### TASK PROMPT
This exercise requires an exact output of the listing, images omitted.

### GIVEN RECORDS
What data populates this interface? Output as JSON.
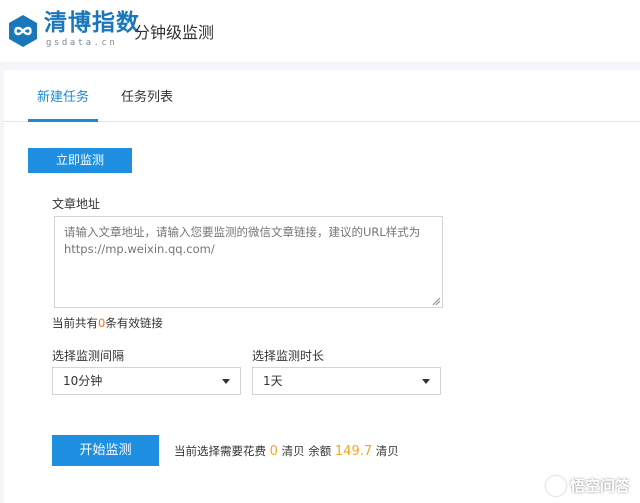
{
  "header": {
    "logo_title": "清博指数",
    "logo_sub": "gsdata.cn",
    "page_title": "分钟级监测",
    "brand_color": "#1a77b9"
  },
  "tabs": [
    {
      "label": "新建任务",
      "active": true
    },
    {
      "label": "任务列表",
      "active": false
    }
  ],
  "actions": {
    "monitor_now_label": "立即监测",
    "start_label": "开始监测"
  },
  "form": {
    "url_label": "文章地址",
    "url_placeholder": "请输入文章地址，请输入您要监测的微信文章链接，建议的URL样式为https://mp.weixin.qq.com/",
    "url_value": "",
    "count_prefix": "当前共有",
    "count_value": "0",
    "count_suffix": "条有效链接",
    "interval_label": "选择监测间隔",
    "interval_selected": "10分钟",
    "duration_label": "选择监测时长",
    "duration_selected": "1天"
  },
  "cost": {
    "prefix": "当前选择需要花费",
    "cost_value": "0",
    "unit1": "清贝",
    "balance_label": "余额",
    "balance_value": "149.7",
    "unit2": "清贝"
  },
  "watermark": {
    "text": "悟空问答",
    "icon": "wukong-logo-icon"
  },
  "colors": {
    "accent": "#1e8fe1",
    "highlight_orange": "#ff6a00",
    "balance_orange": "#f5a623"
  }
}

### TASK ANSWER
What data populates this interface? Output as JSON.
{
  "header": {
    "logo_title": "清博指数",
    "logo_sub": "gsdata.cn",
    "page_title": "分钟级监测",
    "brand_color": "#1a77b9"
  },
  "tabs": [
    {
      "label": "新建任务",
      "active": true
    },
    {
      "label": "任务列表",
      "active": false
    }
  ],
  "actions": {
    "monitor_now_label": "立即监测",
    "start_label": "开始监测"
  },
  "form": {
    "url_label": "文章地址",
    "url_placeholder": "请输入文章地址，请输入您要监测的微信文章链接，建议的URL样式为https://mp.weixin.qq.com/",
    "url_value": "",
    "count_prefix": "当前共有",
    "count_value": "0",
    "count_suffix": "条有效链接",
    "interval_label": "选择监测间隔",
    "interval_selected": "10分钟",
    "duration_label": "选择监测时长",
    "duration_selected": "1天"
  },
  "cost": {
    "prefix": "当前选择需要花费",
    "cost_value": "0",
    "unit1": "清贝",
    "balance_label": "余额",
    "balance_value": "149.7",
    "unit2": "清贝"
  },
  "watermark": {
    "text": "悟空问答",
    "icon": "wukong-logo-icon"
  },
  "colors": {
    "accent": "#1e8fe1",
    "highlight_orange": "#ff6a00",
    "balance_orange": "#f5a623"
  }
}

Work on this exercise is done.